Scan the material and copy out each line where the word "icon" occurs.

## Data section
⁂

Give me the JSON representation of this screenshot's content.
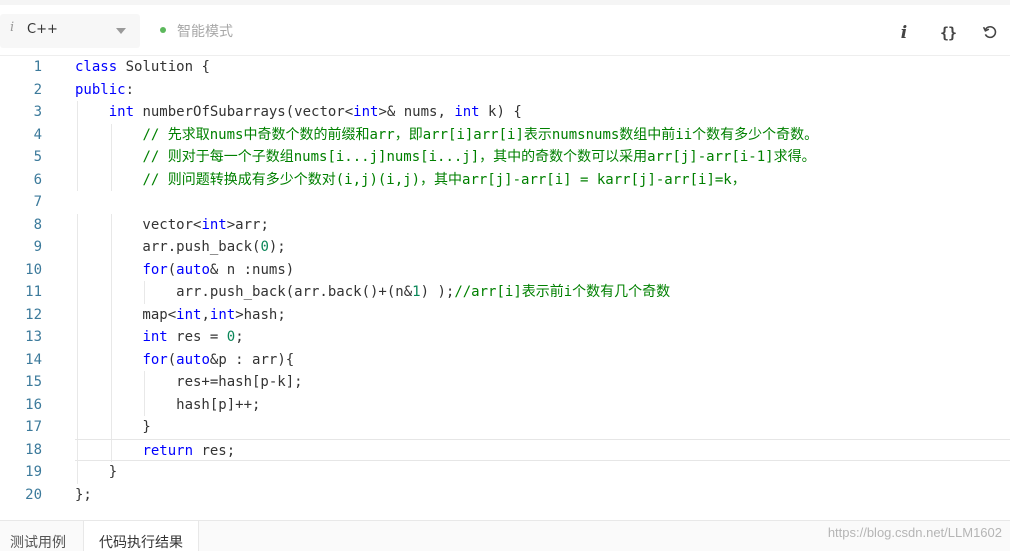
{
  "toolbar": {
    "language": "C++",
    "mode_label": "智能模式",
    "info_glyph": "i",
    "format_glyph": "{}",
    "colors": {
      "mode_dot": "#5cb85c"
    }
  },
  "editor": {
    "lines": [
      {
        "n": "1",
        "tokens": [
          {
            "t": "kw",
            "v": "class"
          },
          {
            "t": "pl",
            "v": " Solution {"
          }
        ]
      },
      {
        "n": "2",
        "tokens": [
          {
            "t": "kw",
            "v": "public"
          },
          {
            "t": "pl",
            "v": ":"
          }
        ]
      },
      {
        "n": "3",
        "tokens": [
          {
            "t": "pl",
            "v": "    "
          },
          {
            "t": "kw",
            "v": "int"
          },
          {
            "t": "pl",
            "v": " numberOfSubarrays(vector<"
          },
          {
            "t": "kw",
            "v": "int"
          },
          {
            "t": "pl",
            "v": ">& nums, "
          },
          {
            "t": "kw",
            "v": "int"
          },
          {
            "t": "pl",
            "v": " k) {"
          }
        ]
      },
      {
        "n": "4",
        "tokens": [
          {
            "t": "pl",
            "v": "        "
          },
          {
            "t": "cm",
            "v": "// 先求取nums中奇数个数的前缀和arr，即arr[i]arr[i]表示numsnums数组中前ii个数有多少个奇数。"
          }
        ]
      },
      {
        "n": "5",
        "tokens": [
          {
            "t": "pl",
            "v": "        "
          },
          {
            "t": "cm",
            "v": "// 则对于每一个子数组nums[i...j]nums[i...j]，其中的奇数个数可以采用arr[j]-arr[i-1]求得。"
          }
        ]
      },
      {
        "n": "6",
        "tokens": [
          {
            "t": "pl",
            "v": "        "
          },
          {
            "t": "cm",
            "v": "// 则问题转换成有多少个数对(i,j)(i,j)，其中arr[j]-arr[i] = karr[j]-arr[i]=k，"
          }
        ]
      },
      {
        "n": "7",
        "tokens": []
      },
      {
        "n": "8",
        "tokens": [
          {
            "t": "pl",
            "v": "        vector<"
          },
          {
            "t": "kw",
            "v": "int"
          },
          {
            "t": "pl",
            "v": ">arr;"
          }
        ]
      },
      {
        "n": "9",
        "tokens": [
          {
            "t": "pl",
            "v": "        arr.push_back("
          },
          {
            "t": "num",
            "v": "0"
          },
          {
            "t": "pl",
            "v": ");"
          }
        ]
      },
      {
        "n": "10",
        "tokens": [
          {
            "t": "pl",
            "v": "        "
          },
          {
            "t": "kw",
            "v": "for"
          },
          {
            "t": "pl",
            "v": "("
          },
          {
            "t": "kw",
            "v": "auto"
          },
          {
            "t": "pl",
            "v": "& n :nums)"
          }
        ]
      },
      {
        "n": "11",
        "tokens": [
          {
            "t": "pl",
            "v": "            arr.push_back(arr.back()+(n&"
          },
          {
            "t": "num",
            "v": "1"
          },
          {
            "t": "pl",
            "v": ") );"
          },
          {
            "t": "cm",
            "v": "//arr[i]表示前i个数有几个奇数"
          }
        ]
      },
      {
        "n": "12",
        "tokens": [
          {
            "t": "pl",
            "v": "        map<"
          },
          {
            "t": "kw",
            "v": "int"
          },
          {
            "t": "pl",
            "v": ","
          },
          {
            "t": "kw",
            "v": "int"
          },
          {
            "t": "pl",
            "v": ">hash;"
          }
        ]
      },
      {
        "n": "13",
        "tokens": [
          {
            "t": "pl",
            "v": "        "
          },
          {
            "t": "kw",
            "v": "int"
          },
          {
            "t": "pl",
            "v": " res = "
          },
          {
            "t": "num",
            "v": "0"
          },
          {
            "t": "pl",
            "v": ";"
          }
        ]
      },
      {
        "n": "14",
        "tokens": [
          {
            "t": "pl",
            "v": "        "
          },
          {
            "t": "kw",
            "v": "for"
          },
          {
            "t": "pl",
            "v": "("
          },
          {
            "t": "kw",
            "v": "auto"
          },
          {
            "t": "pl",
            "v": "&p : arr){"
          }
        ]
      },
      {
        "n": "15",
        "tokens": [
          {
            "t": "pl",
            "v": "            res+=hash[p-k];"
          }
        ]
      },
      {
        "n": "16",
        "tokens": [
          {
            "t": "pl",
            "v": "            hash[p]++;"
          }
        ]
      },
      {
        "n": "17",
        "tokens": [
          {
            "t": "pl",
            "v": "        }"
          }
        ]
      },
      {
        "n": "18",
        "tokens": [
          {
            "t": "pl",
            "v": "        "
          },
          {
            "t": "kw",
            "v": "return"
          },
          {
            "t": "pl",
            "v": " res;"
          }
        ],
        "active": true
      },
      {
        "n": "19",
        "tokens": [
          {
            "t": "pl",
            "v": "    }"
          }
        ]
      },
      {
        "n": "20",
        "tokens": [
          {
            "t": "pl",
            "v": "};"
          }
        ]
      }
    ]
  },
  "bottom": {
    "tabs": [
      {
        "label": "测试用例"
      },
      {
        "label": "代码执行结果"
      }
    ],
    "watermark": "https://blog.csdn.net/LLM1602"
  }
}
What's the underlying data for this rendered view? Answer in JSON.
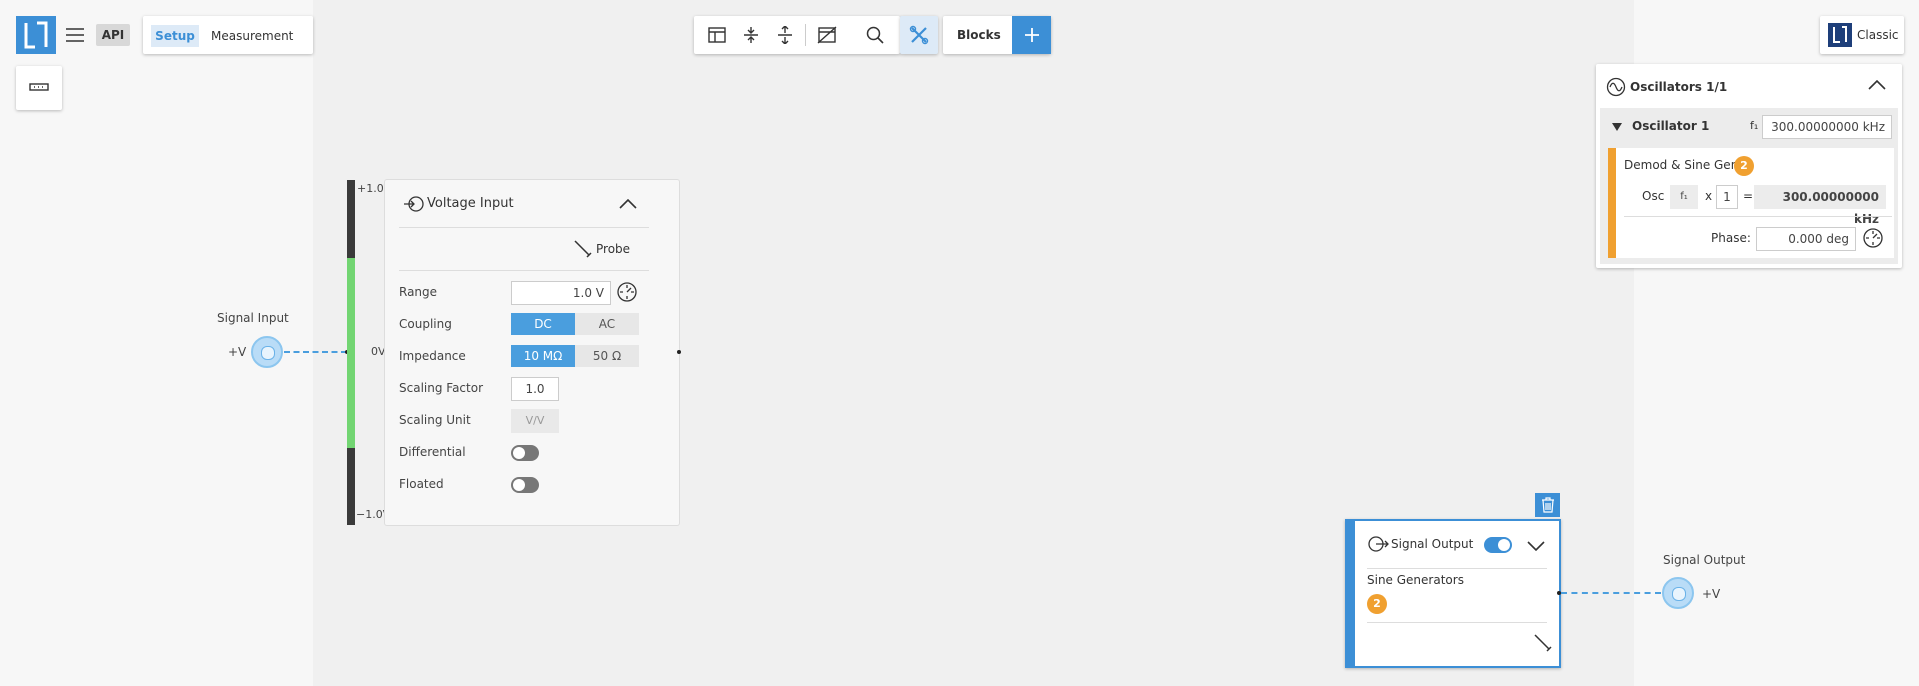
{
  "header": {
    "api_label": "API",
    "tabs": [
      {
        "label": "Setup"
      },
      {
        "label": "Measurement"
      }
    ],
    "blocks_label": "Blocks",
    "classic_label": "Classic"
  },
  "voltage_input": {
    "title": "Voltage Input",
    "probe_label": "Probe",
    "meter": {
      "top": "+1.0V",
      "mid": "0V",
      "bottom": "−1.0V"
    },
    "range_label": "Range",
    "range_value": "1.0 V",
    "coupling_label": "Coupling",
    "coupling_options": [
      "DC",
      "AC"
    ],
    "impedance_label": "Impedance",
    "impedance_options": [
      "10 MΩ",
      "50 Ω"
    ],
    "scaling_factor_label": "Scaling Factor",
    "scaling_factor_value": "1.0",
    "scaling_unit_label": "Scaling Unit",
    "scaling_unit_value": "V/V",
    "differential_label": "Differential",
    "floated_label": "Floated"
  },
  "signal_input": {
    "label": "Signal Input",
    "sign": "+V"
  },
  "signal_output_port": {
    "label": "Signal Output",
    "sign": "+V"
  },
  "signal_output": {
    "title": "Signal Output",
    "sine_label": "Sine Generators",
    "badge": "2"
  },
  "oscillators": {
    "title": "Oscillators 1/1",
    "osc_name": "Oscillator 1",
    "f_symbol": "f₁",
    "f_value": "300.00000000 kHz",
    "demod_label": "Demod & Sine Gen",
    "demod_badge": "2",
    "osc_label": "Osc",
    "multiplier_symbol": "x",
    "multiplier_value": "1",
    "equals": "=",
    "result_value": "300.00000000 kHz",
    "phase_label": "Phase:",
    "phase_value": "0.000 deg"
  },
  "colors": {
    "accent": "#4a9ede",
    "badge": "#f0a030",
    "meter_green": "#72d572"
  }
}
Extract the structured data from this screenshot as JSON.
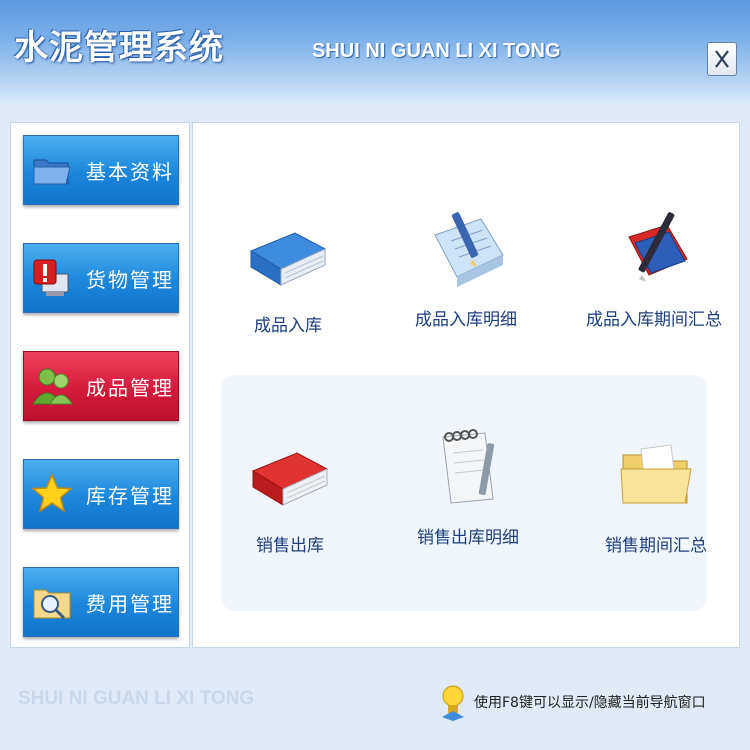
{
  "window": {
    "title": "水泥管理系统",
    "subtitle": "SHUI NI GUAN LI XI TONG",
    "close_label": "X"
  },
  "sidebar": {
    "items": [
      {
        "label": "基本资料",
        "icon": "folder-icon",
        "active": false
      },
      {
        "label": "货物管理",
        "icon": "warning-computer-icon",
        "active": false
      },
      {
        "label": "成品管理",
        "icon": "user-icon",
        "active": true
      },
      {
        "label": "库存管理",
        "icon": "star-icon",
        "active": false
      },
      {
        "label": "费用管理",
        "icon": "magnifier-folder-icon",
        "active": false
      }
    ]
  },
  "main": {
    "top_row": [
      {
        "label": "成品入库",
        "icon": "blue-binder-icon"
      },
      {
        "label": "成品入库明细",
        "icon": "notepad-pen-icon"
      },
      {
        "label": "成品入库期间汇总",
        "icon": "book-pen-icon"
      }
    ],
    "bottom_row": [
      {
        "label": "销售出库",
        "icon": "red-binder-icon"
      },
      {
        "label": "销售出库明细",
        "icon": "spiral-notebook-icon"
      },
      {
        "label": "销售期间汇总",
        "icon": "yellow-folder-icon"
      }
    ]
  },
  "footer": {
    "brand": "SHUI NI GUAN LI XI TONG",
    "hint": "使用F8键可以显示/隐藏当前导航窗口",
    "hint_icon": "lightbulb-icon"
  },
  "colors": {
    "nav_blue": "#1b87dc",
    "nav_active_red": "#d51a3b",
    "label_blue": "#1d3e7f",
    "title_bar": "#5f9be0"
  }
}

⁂

## Task response
        "icon": "folder-icon",
        "icon": "warning-computer-icon",
        "icon": "user-icon",
        "icon": "star-icon",
        "icon": "magnifier-folder-icon",
        "icon": "blue-binder-icon"
        "icon": "notepad-pen-icon"
        "icon": "book-pen-icon"
        "icon": "red-binder-icon"
        "icon": "spiral-notebook-icon"
        "icon": "yellow-folder-icon"
    "hint_icon": "lightbulb-icon"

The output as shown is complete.